In our chapter on interest groups, we explain that corporations use philanthropy to advance their interests. To put it bluntly, they use charitable contributions to buy allies. The New York Times offers an excellent case in point:
Dozens of Hispanic and African-American civil rights groups, health advocacy organizations and business associations have joined the beverage industry in opposing soda regulation around the country in recent years, arguing that such measures — perhaps the greatest regulatory threat the soft-drink industry has ever faced — are discriminatory, paternalistic or ineffective.
Many of these groups have something else in common: They are among the recipients of tens of millions of dollars from the beverage industry that has flowed to nonprofit and educational organizations serving blacks and Hispanics over the last decade, according to a review by The New York Times of charity records and other documents.
Soda companies have sponsored conferences for theNational Hispana Leadership Institute, scholarships for local chapters of the National Association for the Advancement of Colored People, financial literacy classes offered by the National Puerto Rican Coalition and programs from the National Hispanic Medical Association.

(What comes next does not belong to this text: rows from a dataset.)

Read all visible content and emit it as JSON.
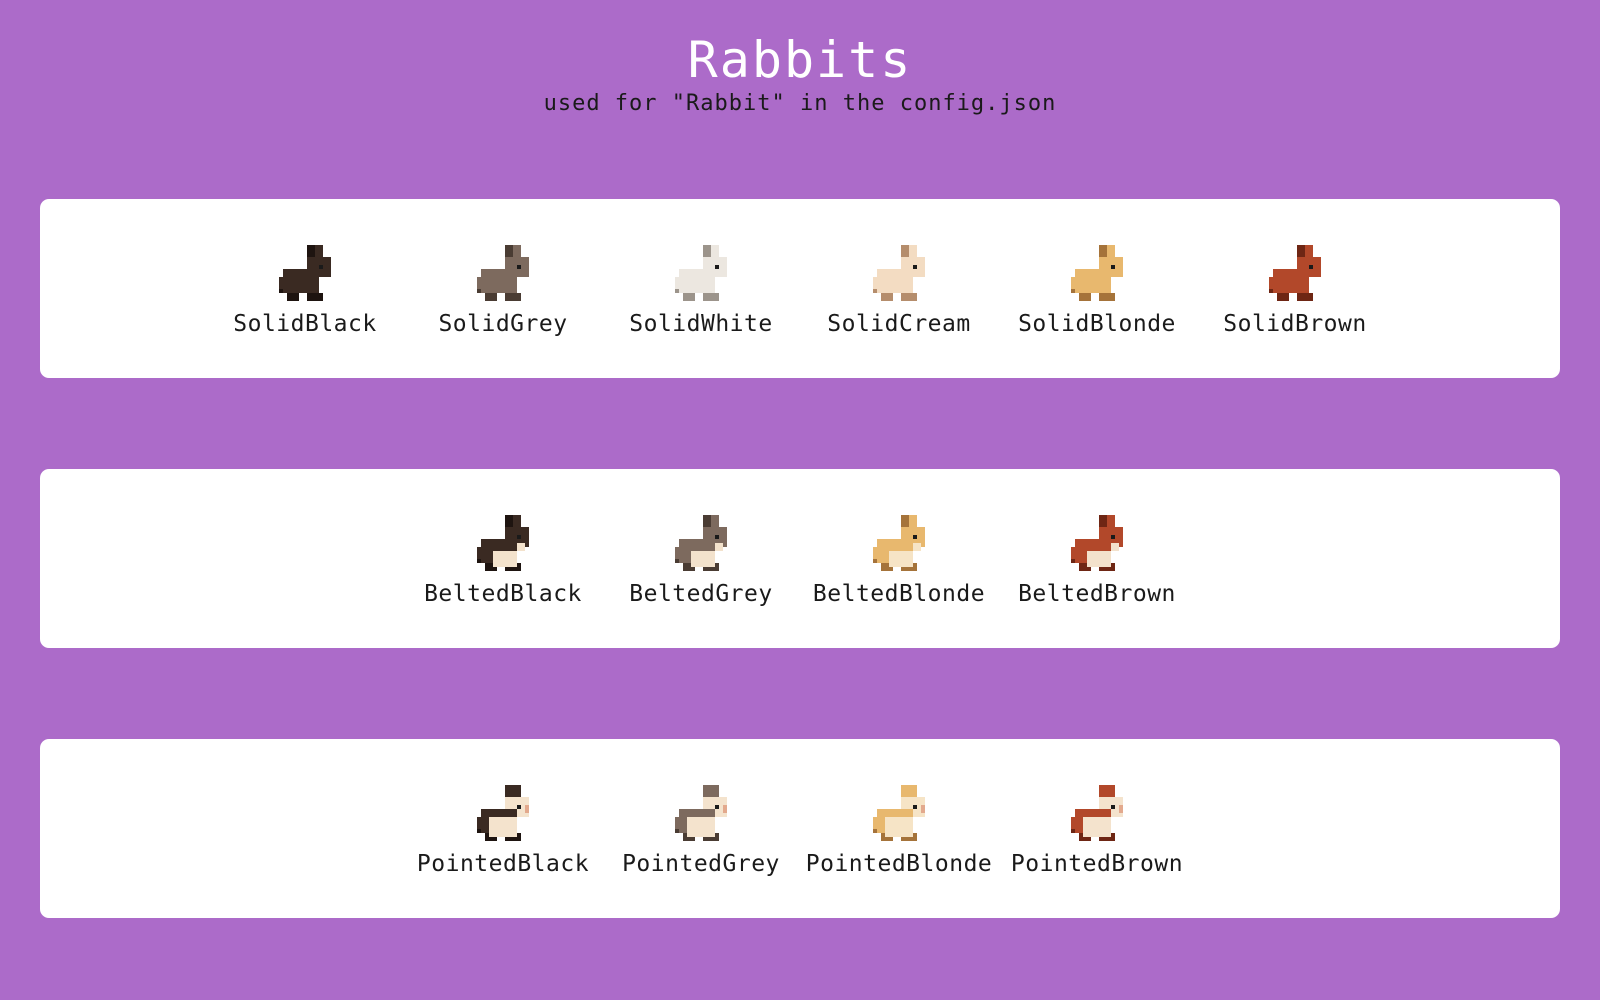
{
  "header": {
    "title": "Rabbits",
    "subtitle": "used for \"Rabbit\" in the config.json"
  },
  "groups": [
    {
      "id": "solid",
      "items": [
        {
          "label": "SolidBlack",
          "pattern": "solid",
          "color": "#3a2a22",
          "shade": "#1e1410",
          "patch": "#3a2a22"
        },
        {
          "label": "SolidGrey",
          "pattern": "solid",
          "color": "#7d6a5e",
          "shade": "#4a3c33",
          "patch": "#7d6a5e"
        },
        {
          "label": "SolidWhite",
          "pattern": "solid",
          "color": "#ece7e0",
          "shade": "#9c948b",
          "patch": "#ece7e0"
        },
        {
          "label": "SolidCream",
          "pattern": "solid",
          "color": "#f3dcc2",
          "shade": "#b58d6c",
          "patch": "#f3dcc2"
        },
        {
          "label": "SolidBlonde",
          "pattern": "solid",
          "color": "#e8b86e",
          "shade": "#a5733a",
          "patch": "#e8b86e"
        },
        {
          "label": "SolidBrown",
          "pattern": "solid",
          "color": "#b2482a",
          "shade": "#6e2614",
          "patch": "#b2482a"
        }
      ]
    },
    {
      "id": "belted",
      "items": [
        {
          "label": "BeltedBlack",
          "pattern": "belted",
          "color": "#3a2a22",
          "shade": "#1e1410",
          "patch": "#f3e2cc"
        },
        {
          "label": "BeltedGrey",
          "pattern": "belted",
          "color": "#7d6a5e",
          "shade": "#4a3c33",
          "patch": "#f3e2cc"
        },
        {
          "label": "BeltedBlonde",
          "pattern": "belted",
          "color": "#e8b86e",
          "shade": "#a5733a",
          "patch": "#f6e4c6"
        },
        {
          "label": "BeltedBrown",
          "pattern": "belted",
          "color": "#b2482a",
          "shade": "#6e2614",
          "patch": "#f3e2cc"
        }
      ]
    },
    {
      "id": "pointed",
      "items": [
        {
          "label": "PointedBlack",
          "pattern": "pointed",
          "color": "#3a2a22",
          "shade": "#1e1410",
          "patch": "#f4e3cd"
        },
        {
          "label": "PointedGrey",
          "pattern": "pointed",
          "color": "#7d6a5e",
          "shade": "#4a3c33",
          "patch": "#f4e3cd"
        },
        {
          "label": "PointedBlonde",
          "pattern": "pointed",
          "color": "#e8b86e",
          "shade": "#a5733a",
          "patch": "#f6e4c6"
        },
        {
          "label": "PointedBrown",
          "pattern": "pointed",
          "color": "#b2482a",
          "shade": "#6e2614",
          "patch": "#f4e3cd"
        }
      ]
    }
  ]
}
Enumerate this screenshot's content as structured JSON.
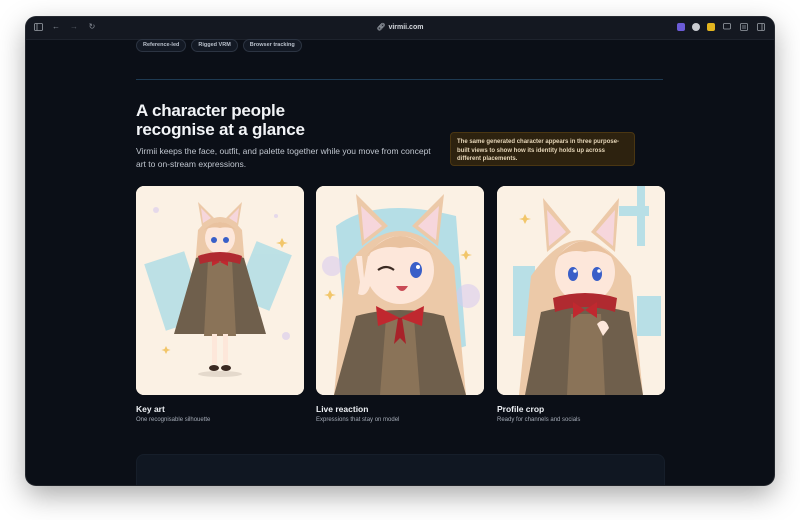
{
  "browser": {
    "url": "virmii.com"
  },
  "tags": [
    "Reference-led",
    "Rigged VRM",
    "Browser tracking"
  ],
  "hero": {
    "headline_line1": "A character people",
    "headline_line2": "recognise at a glance",
    "lede": "Virmii keeps the face, outfit, and palette together while you move from concept art to on-stream expressions.",
    "note": "The same generated character appears in three purpose-built views to show how its identity holds up across different placements."
  },
  "cards": [
    {
      "title": "Key art",
      "subtitle": "One recognisable silhouette"
    },
    {
      "title": "Live reaction",
      "subtitle": "Expressions that stay on model"
    },
    {
      "title": "Profile crop",
      "subtitle": "Ready for channels and socials"
    }
  ],
  "colors": {
    "page_bg": "#0b0f17",
    "note_bg": "#2d220f",
    "hair": "#ecc9a8",
    "cloak": "#6f5f4c",
    "ribbon": "#c0282f",
    "eyes": "#3a5fc8"
  }
}
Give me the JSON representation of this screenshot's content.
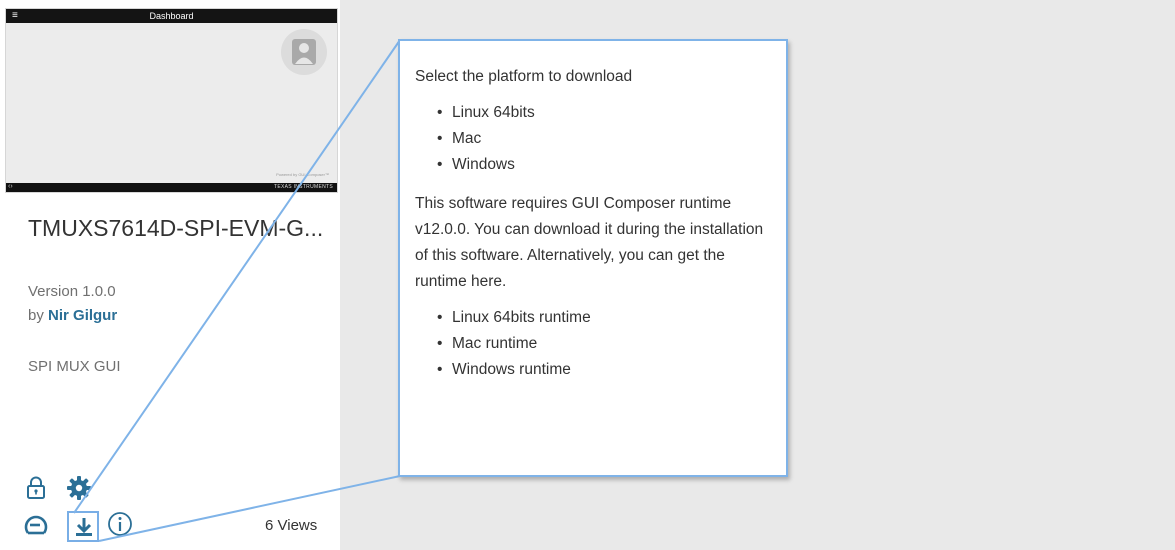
{
  "thumbnail": {
    "title": "Dashboard",
    "menu_glyph": "≡",
    "nav_glyph": "‹›",
    "brand_text": "TEXAS INSTRUMENTS",
    "footnote": "Powered by GUI Composer™"
  },
  "app": {
    "name": "TMUXS7614D-SPI-EVM-G...",
    "version": "Version 1.0.0",
    "author_prefix": "by ",
    "author": "Nir Gilgur",
    "description": "SPI MUX GUI",
    "views": "6 Views"
  },
  "icons": {
    "lock": "lock-icon",
    "settings": "gear-icon",
    "launch": "launch-icon",
    "download": "download-icon",
    "info": "info-icon"
  },
  "popup": {
    "heading": "Select the platform to download",
    "platforms": [
      "Linux 64bits",
      "Mac",
      "Windows"
    ],
    "note": "This software requires GUI Composer runtime v12.0.0. You can download it during the installation of this software. Alternatively, you can get the runtime here.",
    "runtimes": [
      "Linux 64bits runtime",
      "Mac runtime",
      "Windows runtime"
    ]
  },
  "colors": {
    "link": "#2b6f96",
    "highlight": "#7fb3e8",
    "panel_bg": "#e9e9e9",
    "icon": "#2b6f96"
  }
}
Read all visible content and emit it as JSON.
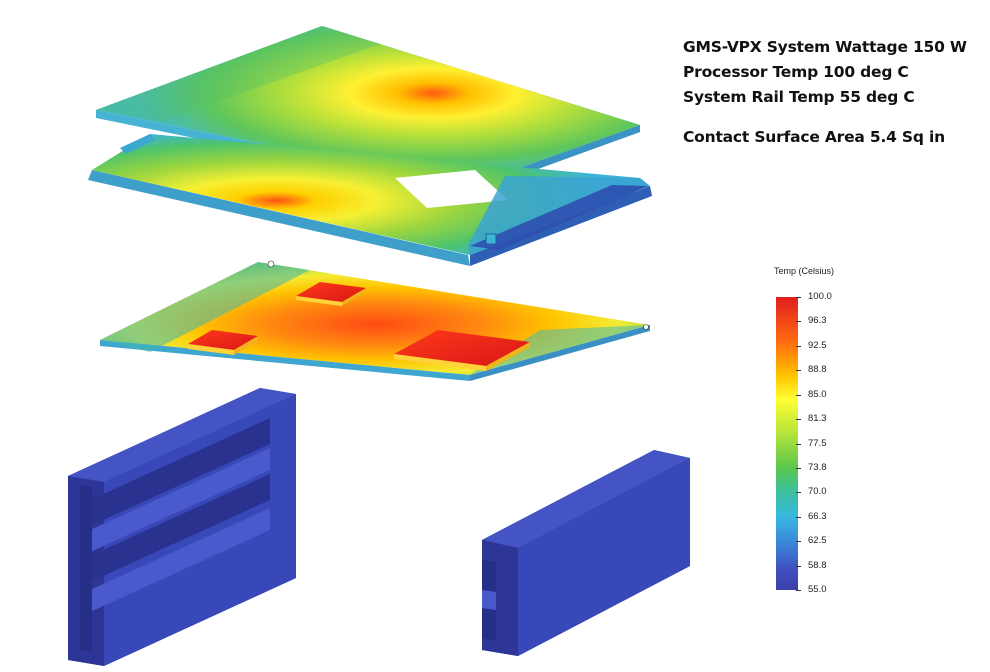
{
  "info": {
    "line1": "GMS-VPX System Wattage 150 W",
    "line2": "Processor Temp 100 deg C",
    "line3": "System Rail Temp 55 deg C",
    "line4": "Contact Surface Area 5.4 Sq in"
  },
  "legend": {
    "title": "Temp (Celsius)",
    "ticks": [
      "100.0",
      "96.3",
      "92.5",
      "88.8",
      "85.0",
      "81.3",
      "77.5",
      "73.8",
      "70.0",
      "66.3",
      "62.5",
      "58.8",
      "55.0"
    ],
    "min": 55.0,
    "max": 100.0,
    "colors": {
      "hot": "#e01e1e",
      "warm": "#ffc400",
      "mid": "#5cc84a",
      "cool": "#38b8e0",
      "cold": "#3d3fa8"
    }
  },
  "components": [
    "top-cover-plate",
    "middle-frame",
    "circuit-board",
    "processor-chip-1",
    "processor-chip-2",
    "processor-chip-3",
    "left-rail-block",
    "right-rail-block"
  ]
}
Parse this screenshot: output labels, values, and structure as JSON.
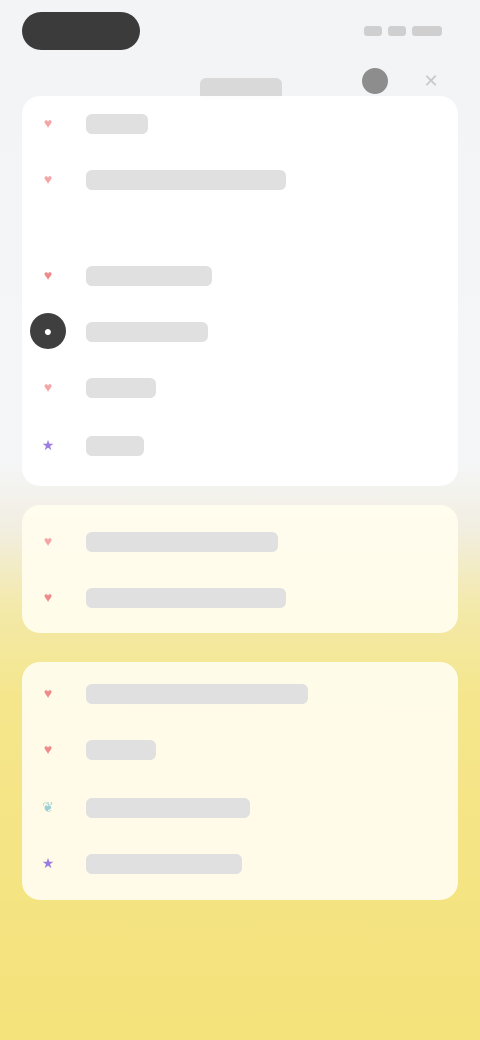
{
  "status_bar": {
    "pill_icon": "dark-pill",
    "system_icons": [
      "signal-icon",
      "wifi-icon",
      "battery-icon"
    ]
  },
  "header": {
    "title": "",
    "avatar_icon": "avatar-icon",
    "close_icon": "close-icon"
  },
  "sections": {
    "top": [
      {
        "icon": "heart-icon",
        "label": ""
      },
      {
        "icon": "heart-icon",
        "label": ""
      },
      {
        "icon": "heart-icon",
        "label": ""
      },
      {
        "icon": "avatar-icon",
        "label": ""
      },
      {
        "icon": "heart-icon",
        "label": ""
      },
      {
        "icon": "star-icon",
        "label": ""
      }
    ],
    "middle": [
      {
        "icon": "heart-icon",
        "label": ""
      },
      {
        "icon": "heart-icon",
        "label": ""
      }
    ],
    "bottom": [
      {
        "icon": "heart-icon",
        "label": ""
      },
      {
        "icon": "heart-icon",
        "label": ""
      },
      {
        "icon": "leaf-icon",
        "label": ""
      },
      {
        "icon": "star-icon",
        "label": ""
      }
    ]
  }
}
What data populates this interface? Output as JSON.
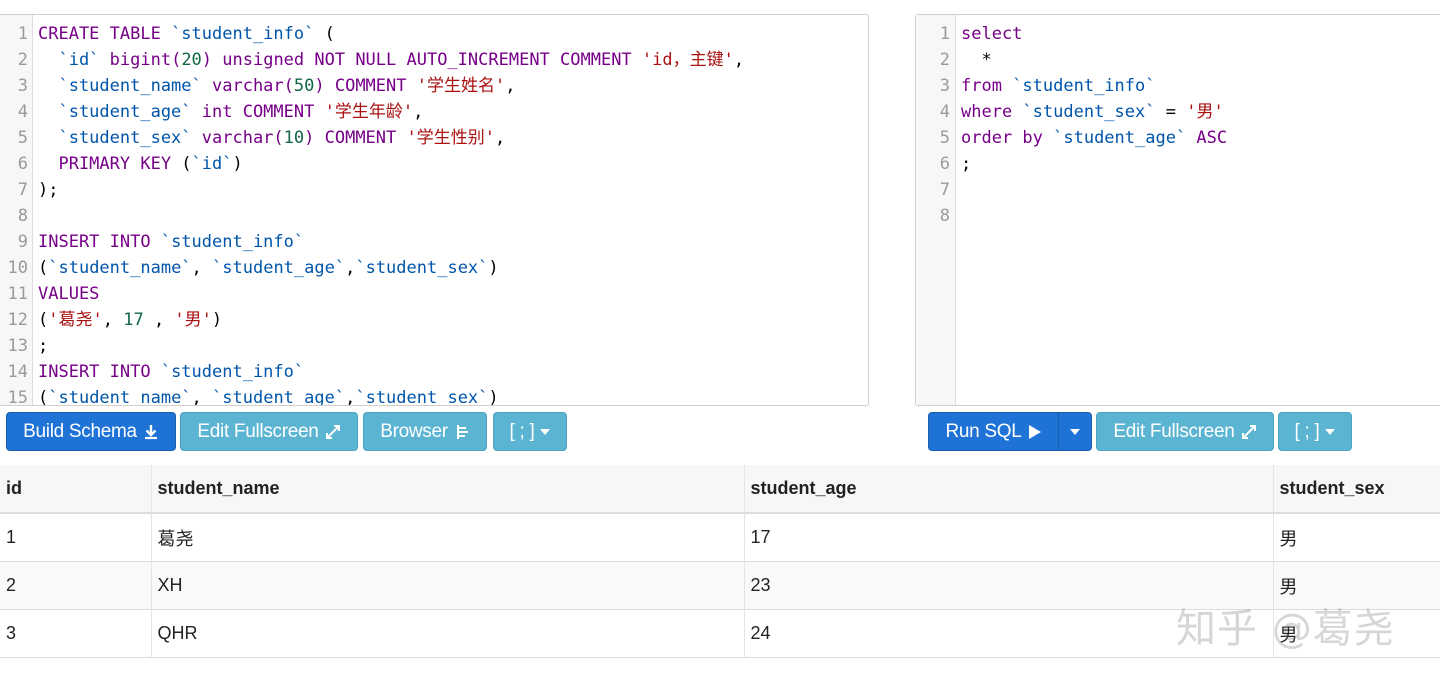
{
  "schema_editor": {
    "lines": [
      {
        "n": "1",
        "tokens": [
          {
            "t": "CREATE TABLE ",
            "c": "kw"
          },
          {
            "t": "`student_info`",
            "c": "id"
          },
          {
            "t": " (",
            "c": "pun"
          }
        ]
      },
      {
        "n": "2",
        "tokens": [
          {
            "t": "  `id`",
            "c": "id"
          },
          {
            "t": " bigint(",
            "c": "kw"
          },
          {
            "t": "20",
            "c": "num"
          },
          {
            "t": ") unsigned NOT NULL AUTO_INCREMENT COMMENT ",
            "c": "kw"
          },
          {
            "t": "'id，主键'",
            "c": "str"
          },
          {
            "t": ",",
            "c": "pun"
          }
        ]
      },
      {
        "n": "3",
        "tokens": [
          {
            "t": "  `student_name`",
            "c": "id"
          },
          {
            "t": " varchar(",
            "c": "kw"
          },
          {
            "t": "50",
            "c": "num"
          },
          {
            "t": ") COMMENT ",
            "c": "kw"
          },
          {
            "t": "'学生姓名'",
            "c": "str"
          },
          {
            "t": ",",
            "c": "pun"
          }
        ]
      },
      {
        "n": "4",
        "tokens": [
          {
            "t": "  `student_age`",
            "c": "id"
          },
          {
            "t": " int COMMENT ",
            "c": "kw"
          },
          {
            "t": "'学生年龄'",
            "c": "str"
          },
          {
            "t": ",",
            "c": "pun"
          }
        ]
      },
      {
        "n": "5",
        "tokens": [
          {
            "t": "  `student_sex`",
            "c": "id"
          },
          {
            "t": " varchar(",
            "c": "kw"
          },
          {
            "t": "10",
            "c": "num"
          },
          {
            "t": ") COMMENT ",
            "c": "kw"
          },
          {
            "t": "'学生性别'",
            "c": "str"
          },
          {
            "t": ",",
            "c": "pun"
          }
        ]
      },
      {
        "n": "6",
        "tokens": [
          {
            "t": "  PRIMARY KEY ",
            "c": "kw"
          },
          {
            "t": "(",
            "c": "pun"
          },
          {
            "t": "`id`",
            "c": "id"
          },
          {
            "t": ")",
            "c": "pun"
          }
        ]
      },
      {
        "n": "7",
        "tokens": [
          {
            "t": ");",
            "c": "pun"
          }
        ]
      },
      {
        "n": "8",
        "tokens": []
      },
      {
        "n": "9",
        "tokens": [
          {
            "t": "INSERT INTO ",
            "c": "kw"
          },
          {
            "t": "`student_info`",
            "c": "id"
          }
        ]
      },
      {
        "n": "10",
        "tokens": [
          {
            "t": "(",
            "c": "pun"
          },
          {
            "t": "`student_name`",
            "c": "id"
          },
          {
            "t": ", ",
            "c": "pun"
          },
          {
            "t": "`student_age`",
            "c": "id"
          },
          {
            "t": ",",
            "c": "pun"
          },
          {
            "t": "`student_sex`",
            "c": "id"
          },
          {
            "t": ")",
            "c": "pun"
          }
        ]
      },
      {
        "n": "11",
        "tokens": [
          {
            "t": "VALUES",
            "c": "kw"
          }
        ]
      },
      {
        "n": "12",
        "tokens": [
          {
            "t": "(",
            "c": "pun"
          },
          {
            "t": "'葛尧'",
            "c": "str"
          },
          {
            "t": ", ",
            "c": "pun"
          },
          {
            "t": "17",
            "c": "num"
          },
          {
            "t": " , ",
            "c": "pun"
          },
          {
            "t": "'男'",
            "c": "str"
          },
          {
            "t": ")",
            "c": "pun"
          }
        ]
      },
      {
        "n": "13",
        "tokens": [
          {
            "t": ";",
            "c": "pun"
          }
        ]
      },
      {
        "n": "14",
        "tokens": [
          {
            "t": "INSERT INTO ",
            "c": "kw"
          },
          {
            "t": "`student_info`",
            "c": "id"
          }
        ]
      },
      {
        "n": "15",
        "tokens": [
          {
            "t": "(",
            "c": "pun"
          },
          {
            "t": "`student_name`",
            "c": "id"
          },
          {
            "t": ", ",
            "c": "pun"
          },
          {
            "t": "`student_age`",
            "c": "id"
          },
          {
            "t": ",",
            "c": "pun"
          },
          {
            "t": "`student_sex`",
            "c": "id"
          },
          {
            "t": ")",
            "c": "pun"
          }
        ]
      }
    ]
  },
  "query_editor": {
    "lines": [
      {
        "n": "1",
        "tokens": [
          {
            "t": "select",
            "c": "kw"
          }
        ]
      },
      {
        "n": "2",
        "tokens": [
          {
            "t": "  *",
            "c": "pun"
          }
        ]
      },
      {
        "n": "3",
        "tokens": [
          {
            "t": "from ",
            "c": "kw"
          },
          {
            "t": "`student_info`",
            "c": "id"
          }
        ]
      },
      {
        "n": "4",
        "tokens": [
          {
            "t": "where ",
            "c": "kw"
          },
          {
            "t": "`student_sex`",
            "c": "id"
          },
          {
            "t": " = ",
            "c": "pun"
          },
          {
            "t": "'男'",
            "c": "str"
          }
        ]
      },
      {
        "n": "5",
        "tokens": [
          {
            "t": "order by ",
            "c": "kw"
          },
          {
            "t": "`student_age`",
            "c": "id"
          },
          {
            "t": " ASC",
            "c": "kw"
          }
        ]
      },
      {
        "n": "6",
        "tokens": [
          {
            "t": ";",
            "c": "pun"
          }
        ]
      },
      {
        "n": "7",
        "tokens": []
      },
      {
        "n": "8",
        "tokens": []
      }
    ]
  },
  "toolbar_left": {
    "build_schema": "Build Schema",
    "edit_fullscreen": "Edit Fullscreen",
    "browser": "Browser",
    "delimiter": "[ ; ]"
  },
  "toolbar_right": {
    "run_sql": "Run SQL",
    "edit_fullscreen": "Edit Fullscreen",
    "delimiter": "[ ; ]"
  },
  "results": {
    "columns": [
      "id",
      "student_name",
      "student_age",
      "student_sex"
    ],
    "rows": [
      [
        "1",
        "葛尧",
        "17",
        "男"
      ],
      [
        "2",
        "XH",
        "23",
        "男"
      ],
      [
        "3",
        "QHR",
        "24",
        "男"
      ]
    ]
  },
  "watermark": "知乎 @葛尧",
  "colors": {
    "primary_button": "#1f73d6",
    "info_button": "#5bb5d2",
    "keyword": "#770088",
    "identifier": "#0055aa",
    "string": "#aa1111",
    "number": "#116644"
  }
}
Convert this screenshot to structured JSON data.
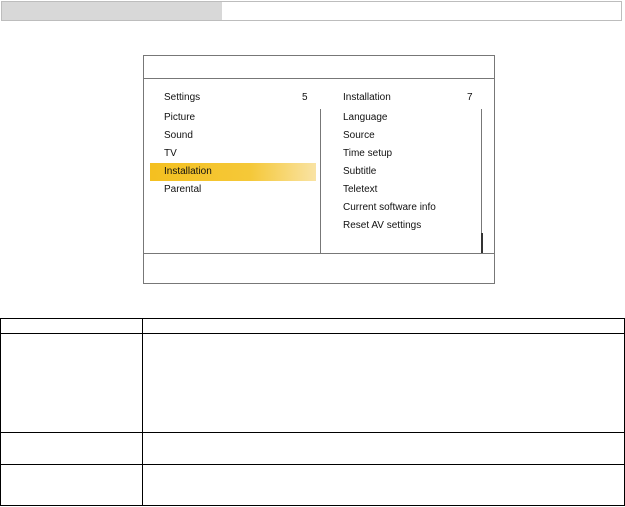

These connections came to the fore recently when the New York chapter of the N.A.A.C.P., along with the Hispanic Federation, a coalition of Hispanic community service agencies in the New York area, filed an amicus brief in support of the beverage industry’s effort to block Mayor Michael R. Bloomberg’s proposal for a citywide ban on large, sugary beverages. The judge ruled on Monday that the limits would be “arbitrary and capricious” because they would apply unequally to some establishments and to different kinds of sugary beverages.